A Top End military trail is shedding light on Australia's important war history.
With international travel and places like Gallipoli and The Western Front currently off the cards, Australians can take the pilgrimage to Darwin to commemorate and honour Australia's military history.
To this day, the bombing of Darwin on February 19, 1942 remains the largest single attack on Australia ever mounted by a foreign power.
During World War II, Darwin was bombed in more than 50 air raids, resulting in more than 230 lives lost.
Today, the Top End's military history is preserved with numerous historical sites, from museums to oil storage tunnels, airfields and ammunition bunkers, that all capture and commemorate Darwin's military past.
Here's Tourism NT's guide to some of Top End's military attractions.
- Darwin Military Museum, overlooking Beagle Gulf, is one of the best stops to understanding Darwin's role in World War II, housing World War II fortifications, military vehicles and larger artillery pieces.
- Nearby is Defence of Darwin Experience, which offers visitors a powerful World War II audio-visual journey, with anecdotes from real survivors and films containing actual footage from the attack
- At the Darwin History and Wartime Experience, take a journey back through time in a genuine World War II army truck to relive Darwin's exciting and historic past. Tours run up to four times daily seven days a week during the dry season, May through to October.

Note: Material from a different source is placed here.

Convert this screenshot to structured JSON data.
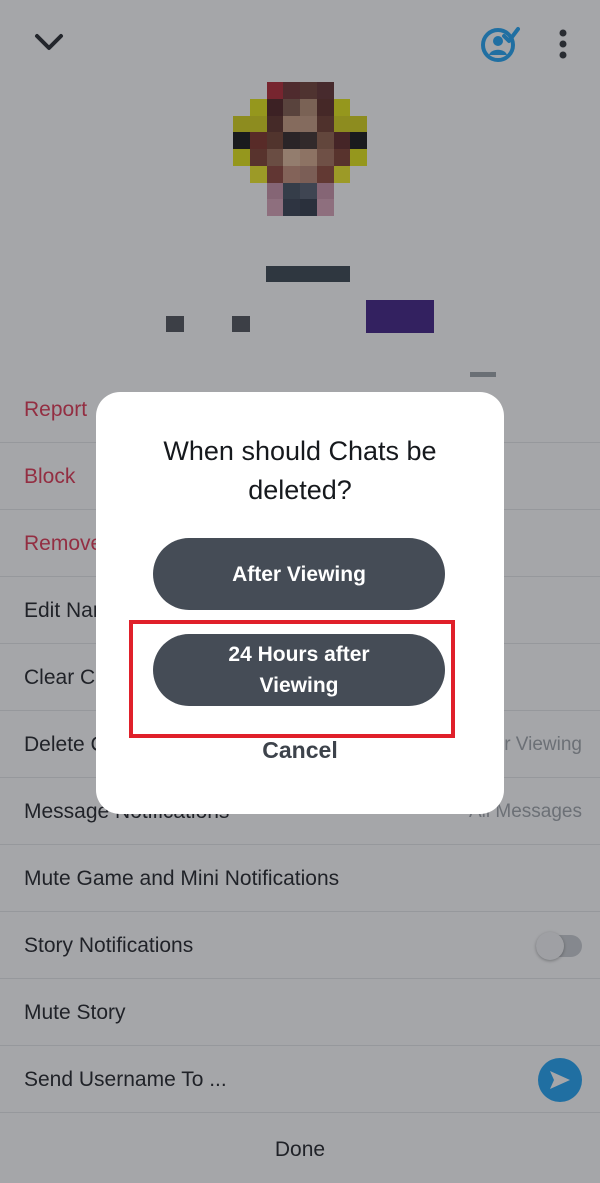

- At Stokes Hill Wharf, the Royal Flying Doctor Service Darwin Tourist Facility uses virtual reality and holographic technology to transport you to the bombing scene of 1942, complete with films, story-telling 'ghosts' and simulated, cockpit experiences.
- Head to Darwin Aviation Museum and witness an impressive collection of Territory's aviation history, including massive B52 bomber - one of the few surviving in the world - and wreckage of a Japanese Zero brought down during the 1942 air raids.
- The concrete and steel-lined World War II Oil Storage Tunnels, located at Darwin Wharf Precinct, were part of an overall defence strategy and remained a secret to the public until 1992. Now, the tunnels are lined with photographs and relics, and make for a meaningful walk through history.
- If you're looking to hear more military insights and stories from local historians, enlist in a four-hour Bombing of Darwin WWII Heritage tour or Australia's Frontline: WWII Bombing of Darwin tour
Stuart Highway (formerly North-South Road)
- A small detour at East Arm, 36km from Darwin, lies Quarantine Anti-Aircraft Battery Site, a former command post during World War II and is now the most complete anti-aircraft-gun-site in the area.
- Drive for an hour to the town of Batchelor, which was once an important RAAF base for the Pacific region. Learn more about military history at the Batchelor Museum, the departure point for the first bombing missions against the Japanese on Australian soil.
- Book a tour and see real-life artefacts at the former 4 Repair and Service Unit at Pell Airstrip.
- Enroute to Litchfield National Park, stop by Adelaide River War Cemetery and Civil Cemetery to pay your respect to the 434 military members and 63 civilians that were killed during the bombing of Darwin.
Charles Darwin National Park
- Part of a network of military sites that formed Australia's front line of defence, today you can see historic ammunition storage bunkers and testing areas that were built in 1944 and used until the mid-1980s.
- Drive two hours south to Katherine, the southern-most point of Japanese bombing raids in the Territory and home to two Australian Army hospitals during World War II.
- For a solid history session, head to Katherine Museum, housed in a former air terminal and contains detailed wartime displays as well as pioneer memorabilia.
- View crater remains at Knott's Crossing Katherine, which was directly bombed in 1942.
- Whilst Mataranka is best known for its hot springs, it was also a World War II base for more than 100 military units including the Aboriginal Army Camp, established in late 1943.
- On the return trip to Darwin, you'll spot aircraft along the north-bound side of Stuart Highway. The Straus Airstrip, a former base for fighter squadrons in World War II, is one last surviving and most intact pursuit fighter installations in northern Australia.
Tourism NT's Never Before NT Summer Sale is also currently running till March 31, 2021, and offering travellers discounts of up to $1000 off already reduced prices for NT summer holiday packages, valid to heritage tours, experiences and accommodations.
For more details, visit northernterritory.com